The drugmaker has slammed the decision, which it argues will delay access to Uptravi (selexipag) as a combination treatment for PAH in adult patients with one of the more severe forms of the disease who are insufficiently controlled on oral treatment.

“This ruling will create a disparity in access to selexipag throughout the UK, with patients in Scotland and Wales already having access,” it stressed.

The Scottish Medicines Consortium backed NHS funding for the drug back in May, but restricted its use to combination therapy in a sub-population of patients with PAH specifically those in WHO FC III who are insufficiently controlled with an ERA and a PDE-5 inhibitor and who would be considered for treatment with inhaled iloprost.

This was followed by a green light from the All Wales Medicines Strategy Group (AWMSG) in June, which recommended the drug as part of a triple combination therapy for the treatment of the condition, in adults with one of the more severe forms of the disease who are insufficiently controlled on oral treatment with two other classes of PAH medicines.

PAH is a progressive disease with high rates of morbidity and mortality affecting around 6,000-7,000 people in the UK. It is characterised by abnormally high blood pressure in the arteries between the heart and lungs, causing symptoms such as such as breathlessness, fatigue, weakness and angina.

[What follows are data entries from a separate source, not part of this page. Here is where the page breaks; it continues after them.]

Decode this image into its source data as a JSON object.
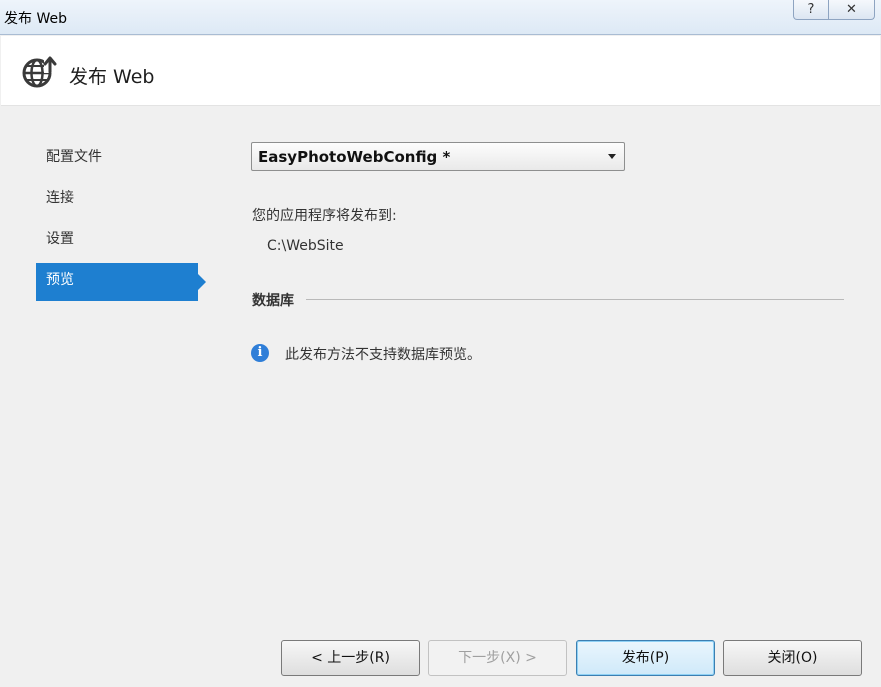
{
  "window": {
    "title": "发布 Web",
    "help_glyph": "?",
    "close_glyph": "✕"
  },
  "header": {
    "title": "发布 Web",
    "icon": "globe-publish-icon"
  },
  "nav": {
    "items": [
      {
        "label": "配置文件",
        "active": false
      },
      {
        "label": "连接",
        "active": false
      },
      {
        "label": "设置",
        "active": false
      },
      {
        "label": "预览",
        "active": true
      }
    ]
  },
  "main": {
    "profile_value": "EasyPhotoWebConfig *",
    "destination_label": "您的应用程序将发布到:",
    "destination_path": "C:\\WebSite",
    "database_section_title": "数据库",
    "info_text": "此发布方法不支持数据库预览。",
    "info_icon": "info-icon"
  },
  "buttons": {
    "prev": "< 上一步(R)",
    "next": "下一步(X) >",
    "publish": "发布(P)",
    "close": "关闭(O)"
  },
  "colors": {
    "accent": "#1e7fd0",
    "info": "#2f7ed8"
  }
}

While options are available to address these symptoms there is currently no treatment that slows progression or cures the disease, and fewer than 40 percent of patients live beyond five years of diagnosis.

Uptravi's European approval in May 2016 came on the back of data from the Phase III GRIPHON study showing that the drug, a selective IP prostacyclin receptor agonist, delayed the time to a first morbidity or mortality event compared to placebo.

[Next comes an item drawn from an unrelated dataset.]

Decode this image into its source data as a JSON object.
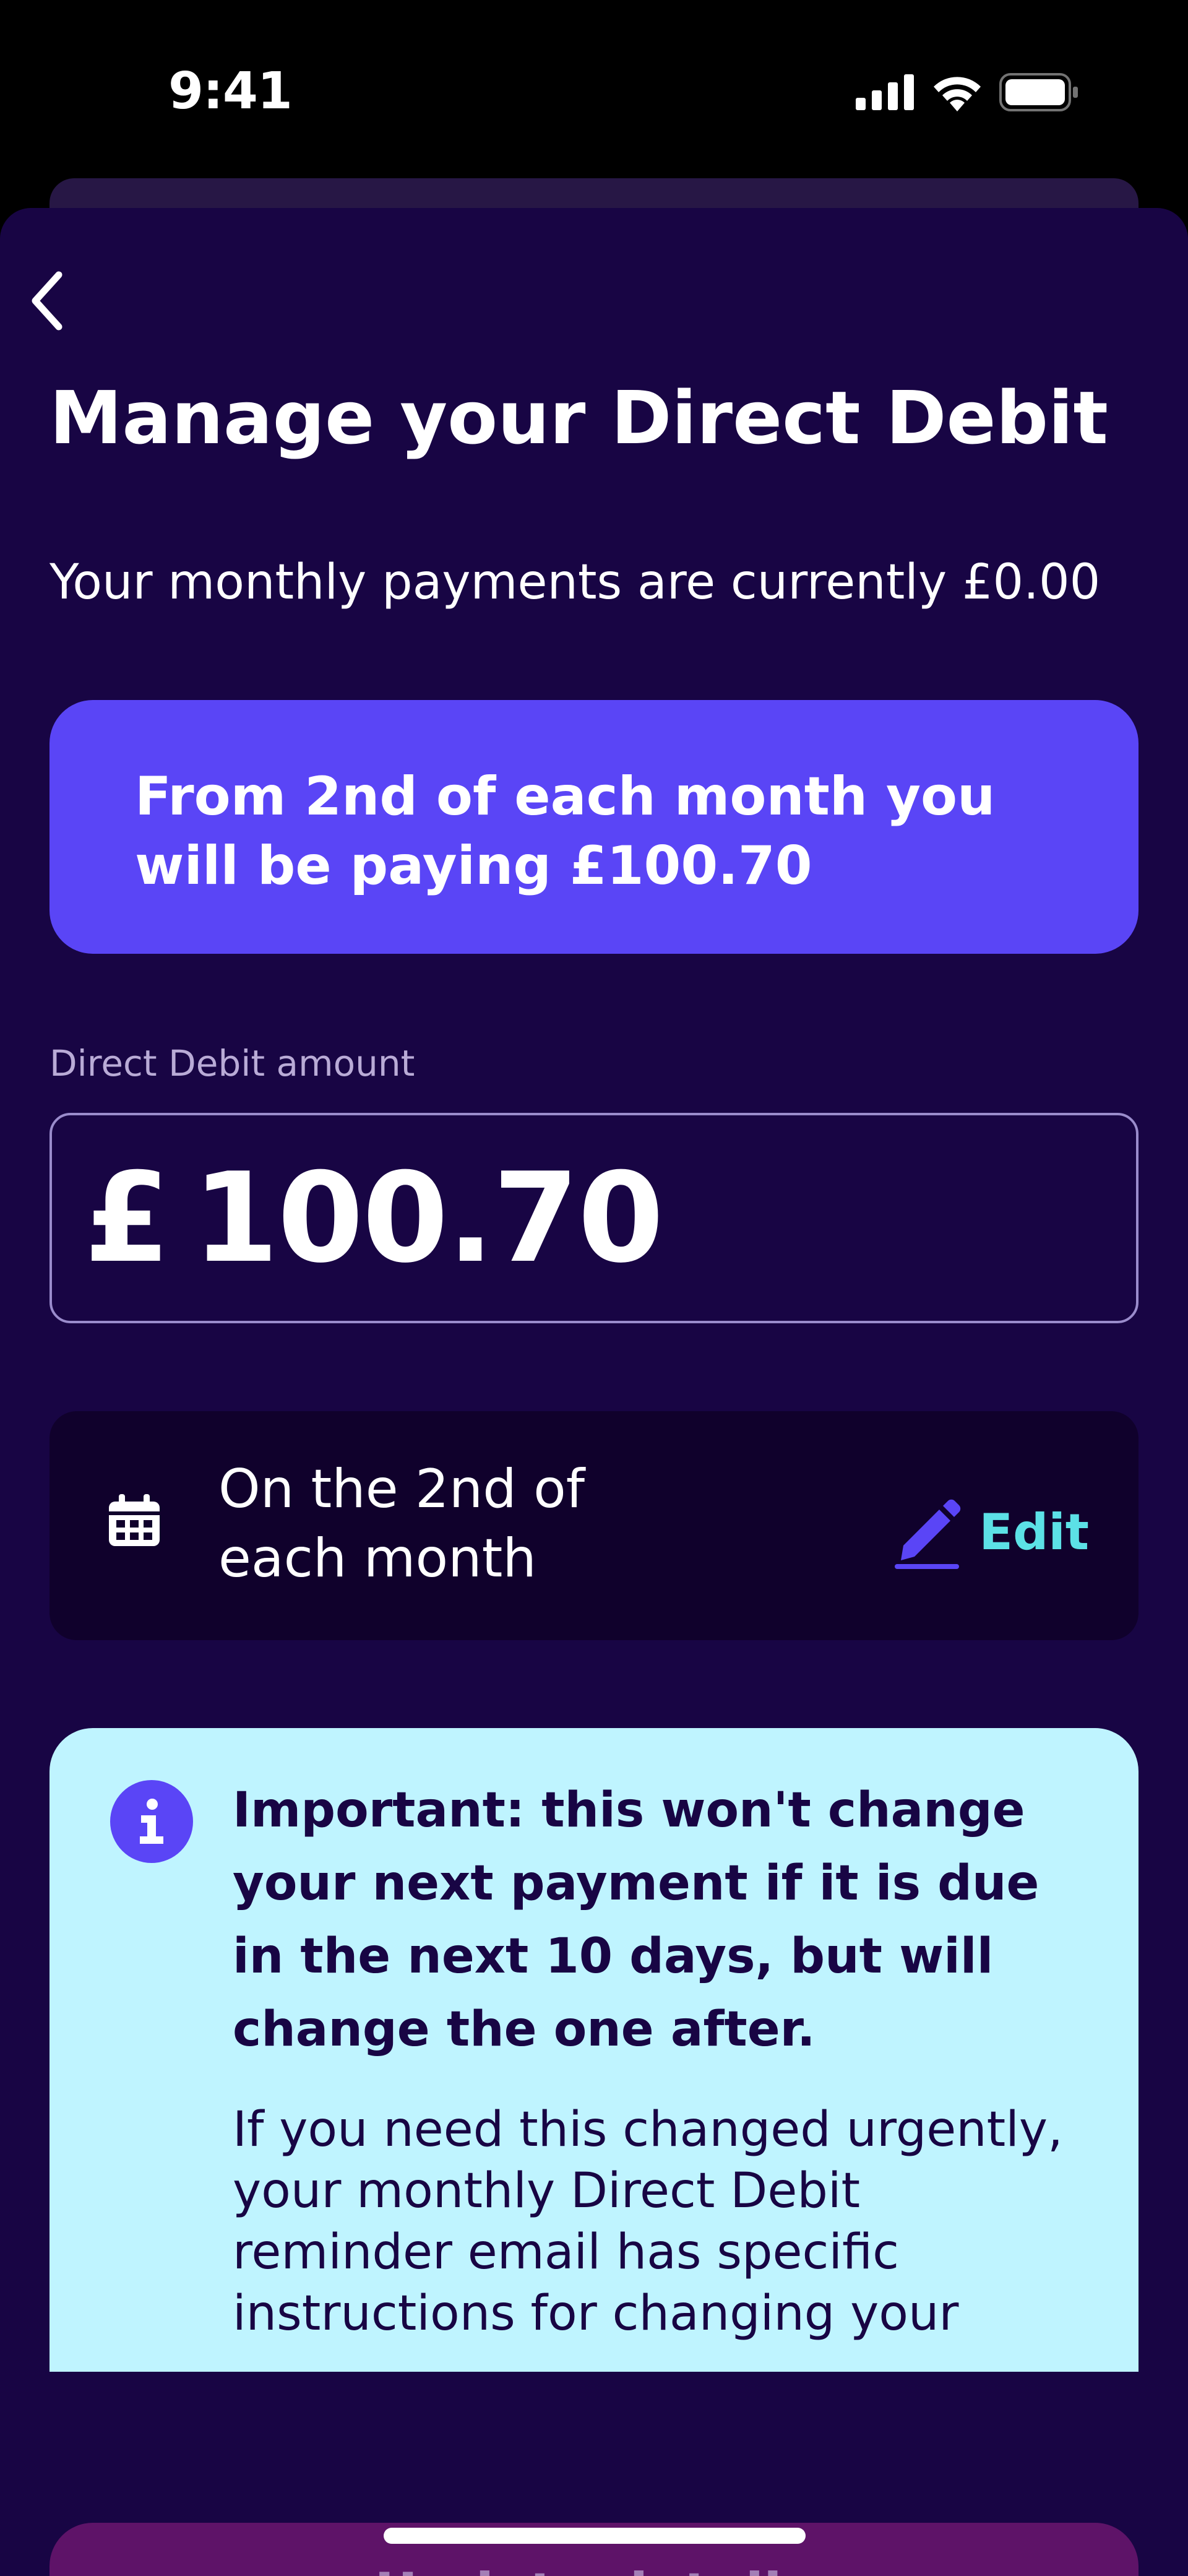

In the trial, exposure to the drug was up to 4.2 years with a median duration of exposure of 1.4 years; the risk of this primary composite end-point was reduced by 40 percent with Uptravi compared to placebo (a relative risk reduction of 16 percent).

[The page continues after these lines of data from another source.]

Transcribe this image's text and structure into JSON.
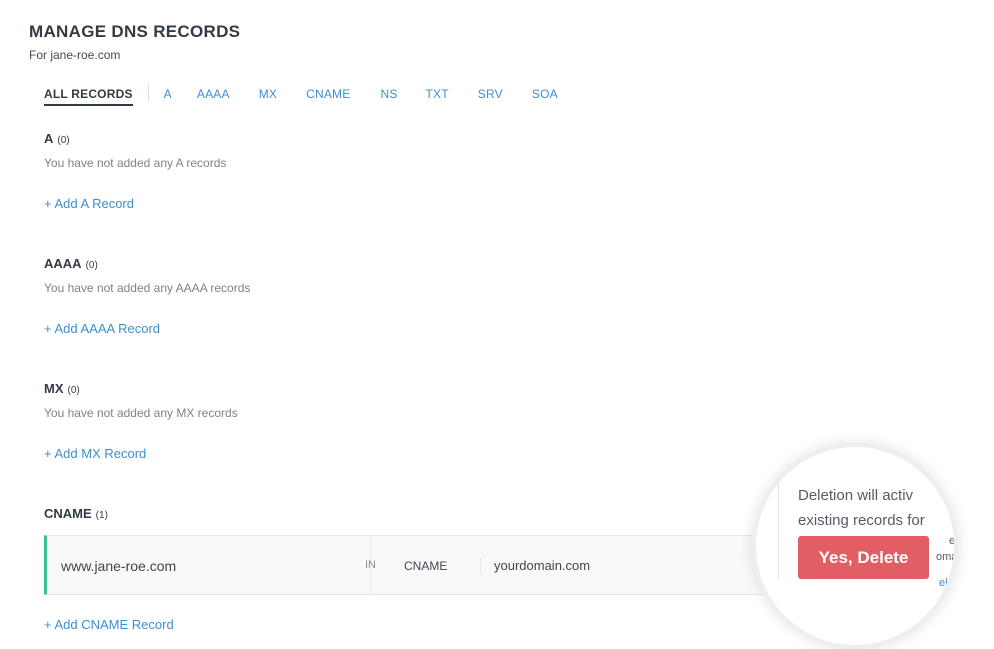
{
  "header": {
    "title": "MANAGE DNS RECORDS",
    "subtitle": "For jane-roe.com"
  },
  "tabs": [
    {
      "label": "ALL RECORDS",
      "active": true
    },
    {
      "label": "A"
    },
    {
      "label": "AAAA"
    },
    {
      "label": "MX"
    },
    {
      "label": "CNAME"
    },
    {
      "label": "NS"
    },
    {
      "label": "TXT"
    },
    {
      "label": "SRV"
    },
    {
      "label": "SOA"
    }
  ],
  "sections": {
    "a": {
      "title": "A",
      "count": "(0)",
      "empty": "You have not added any A records",
      "add": "+ Add A Record"
    },
    "aaaa": {
      "title": "AAAA",
      "count": "(0)",
      "empty": "You have not added any AAAA records",
      "add": "+ Add AAAA Record"
    },
    "mx": {
      "title": "MX",
      "count": "(0)",
      "empty": "You have not added any MX records",
      "add": "+ Add MX Record"
    },
    "cname": {
      "title": "CNAME",
      "count": "(1)",
      "add": "+ Add CNAME Record"
    }
  },
  "cname_record": {
    "hostname": "www.jane-roe.com",
    "class": "IN",
    "type": "CNAME",
    "value": "yourdomain.com"
  },
  "delete_popover": {
    "line1": "Deletion will activ",
    "line2": "existing records for",
    "confirm_label": "Yes, Delete",
    "edge_fragment_1": "e",
    "edge_fragment_2": "omain.",
    "edge_link_fragment": "el"
  },
  "colors": {
    "accent_link": "#3d8fcc",
    "heading": "#333a44",
    "record_highlight": "#3bbf95",
    "danger": "#e35d64"
  }
}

“Selexipag is a step-change in the treatment of these patients as it is the first oral medicine targeting the important prostacyclin pathway, which offers hope for those who have had insufficient benefit from existing oral treatments. It is therefore extremely disappointing that PH clinicians will not be able to offer this treatment to patients,” said Dr John Wort, clinical lead for pulmonary hypertension at the Royal Brompton & Harefield NHS Trust.

Also expressing disappointment at NHS England’s decision, Dr Iain Armstrong, chair, Pulmonary Hypertension Association UK called for an “urgent review” on decisions regarding new therapies available for PH currently blocked or deferred by national funders.

“As a PH community we don’t ask for much; we just want the same equality and access to treatment as other disease areas like cancer. We are extremely disappointed by this decision and as a dynamic patient organisation we will continue to fight for equality and equity of access to service provision in the UK.”